▶ **Exercise goal**
Set down all of the data that follows word for word, without the images.

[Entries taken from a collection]
[Start of Attachment]

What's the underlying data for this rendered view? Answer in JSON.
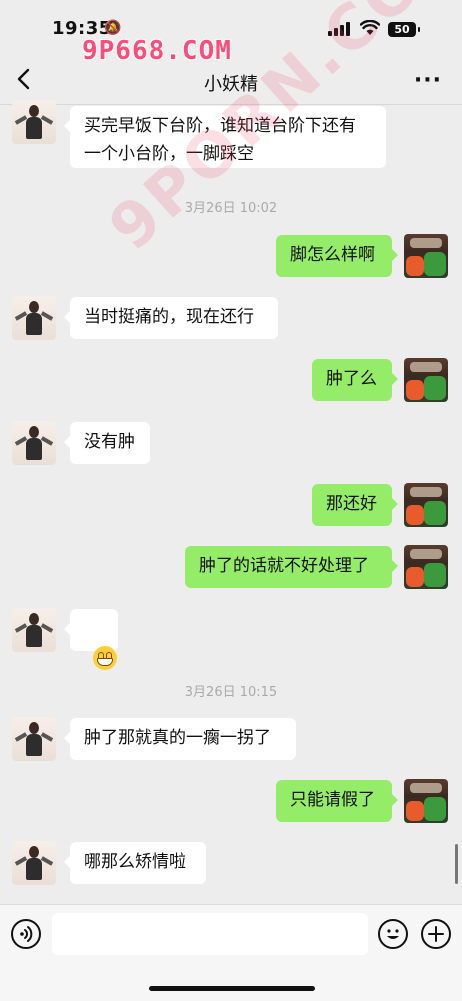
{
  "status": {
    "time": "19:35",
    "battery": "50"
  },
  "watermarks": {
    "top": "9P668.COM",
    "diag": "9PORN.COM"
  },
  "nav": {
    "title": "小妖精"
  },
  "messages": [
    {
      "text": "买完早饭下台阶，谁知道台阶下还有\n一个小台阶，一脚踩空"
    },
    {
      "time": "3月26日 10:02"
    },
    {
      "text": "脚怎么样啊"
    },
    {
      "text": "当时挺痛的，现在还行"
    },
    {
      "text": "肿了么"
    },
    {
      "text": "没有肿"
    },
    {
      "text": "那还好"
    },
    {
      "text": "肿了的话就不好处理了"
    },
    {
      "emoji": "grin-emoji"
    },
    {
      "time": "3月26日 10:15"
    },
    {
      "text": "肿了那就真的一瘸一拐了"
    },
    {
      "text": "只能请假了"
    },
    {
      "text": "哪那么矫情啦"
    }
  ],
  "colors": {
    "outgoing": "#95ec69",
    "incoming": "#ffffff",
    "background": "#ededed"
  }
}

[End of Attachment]

▶ **The completed task**
What's the underlying data for this rendered view? Answer in JSON.
{
  "status": {
    "time": "19:35",
    "battery": "50"
  },
  "watermarks": {
    "top": "9P668.COM",
    "diag": "9PORN.COM"
  },
  "nav": {
    "title": "小妖精"
  },
  "messages": [
    {
      "text": "买完早饭下台阶，谁知道台阶下还有\n一个小台阶，一脚踩空"
    },
    {
      "time": "3月26日 10:02"
    },
    {
      "text": "脚怎么样啊"
    },
    {
      "text": "当时挺痛的，现在还行"
    },
    {
      "text": "肿了么"
    },
    {
      "text": "没有肿"
    },
    {
      "text": "那还好"
    },
    {
      "text": "肿了的话就不好处理了"
    },
    {
      "emoji": "grin-emoji"
    },
    {
      "time": "3月26日 10:15"
    },
    {
      "text": "肿了那就真的一瘸一拐了"
    },
    {
      "text": "只能请假了"
    },
    {
      "text": "哪那么矫情啦"
    }
  ],
  "colors": {
    "outgoing": "#95ec69",
    "incoming": "#ffffff",
    "background": "#ededed"
  }
}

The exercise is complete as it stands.